§ **RECORDS FOR THIS TASK**:

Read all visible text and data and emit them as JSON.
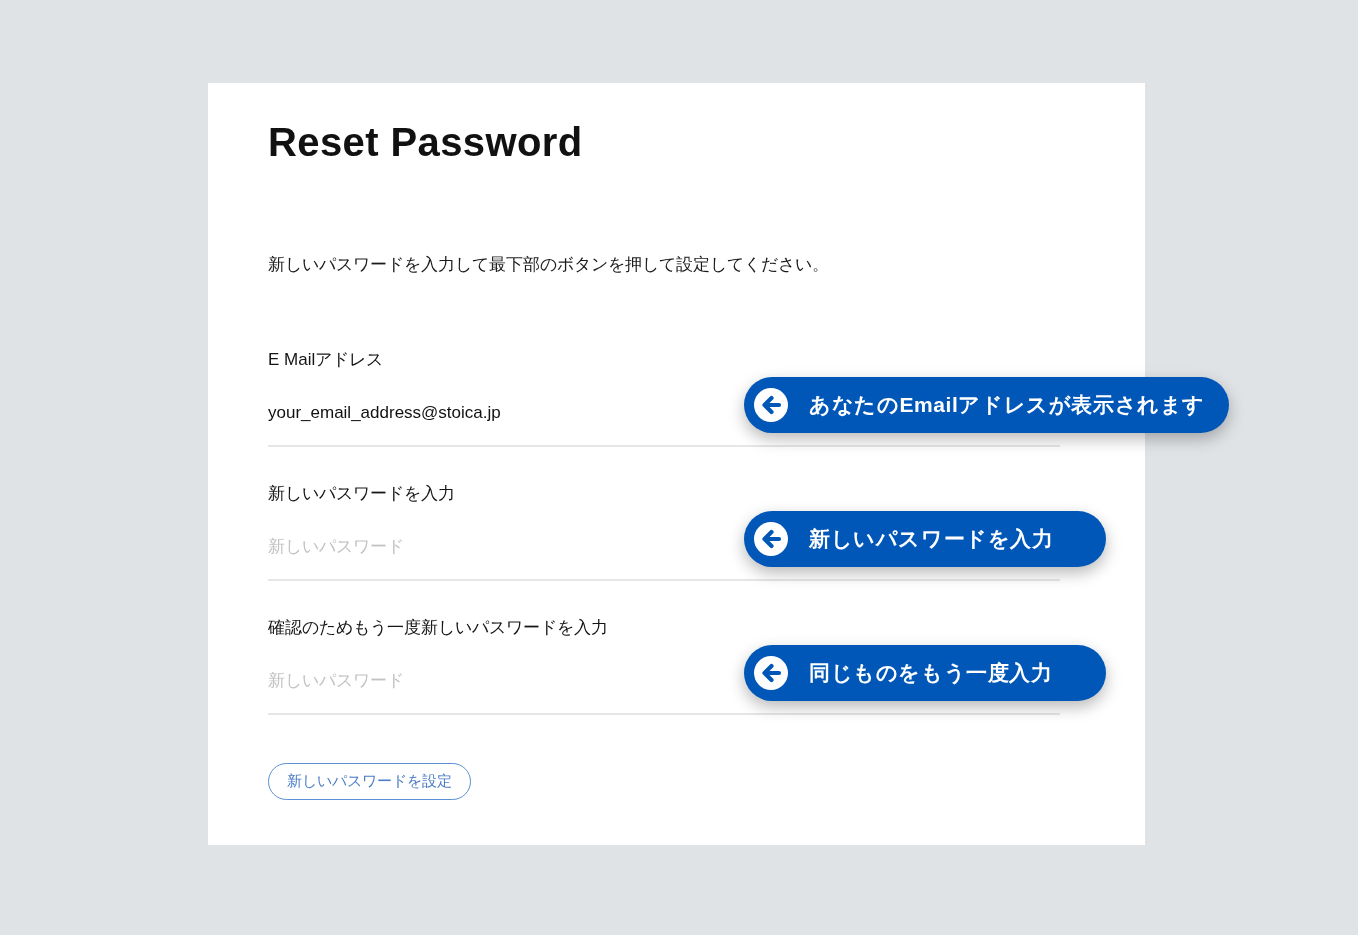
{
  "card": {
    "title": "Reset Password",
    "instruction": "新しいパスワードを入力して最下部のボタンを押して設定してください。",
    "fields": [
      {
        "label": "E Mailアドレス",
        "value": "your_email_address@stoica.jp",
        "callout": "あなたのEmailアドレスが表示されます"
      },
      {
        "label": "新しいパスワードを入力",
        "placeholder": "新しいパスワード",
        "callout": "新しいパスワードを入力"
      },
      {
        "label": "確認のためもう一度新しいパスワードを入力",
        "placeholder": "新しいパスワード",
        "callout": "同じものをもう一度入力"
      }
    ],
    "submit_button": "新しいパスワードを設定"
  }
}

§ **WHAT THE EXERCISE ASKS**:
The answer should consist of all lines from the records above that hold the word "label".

§ **COMPLETED EXERCISE**:
        "label": "E Mailアドレス",
        "label": "新しいパスワードを入力",
        "label": "確認のためもう一度新しいパスワードを入力",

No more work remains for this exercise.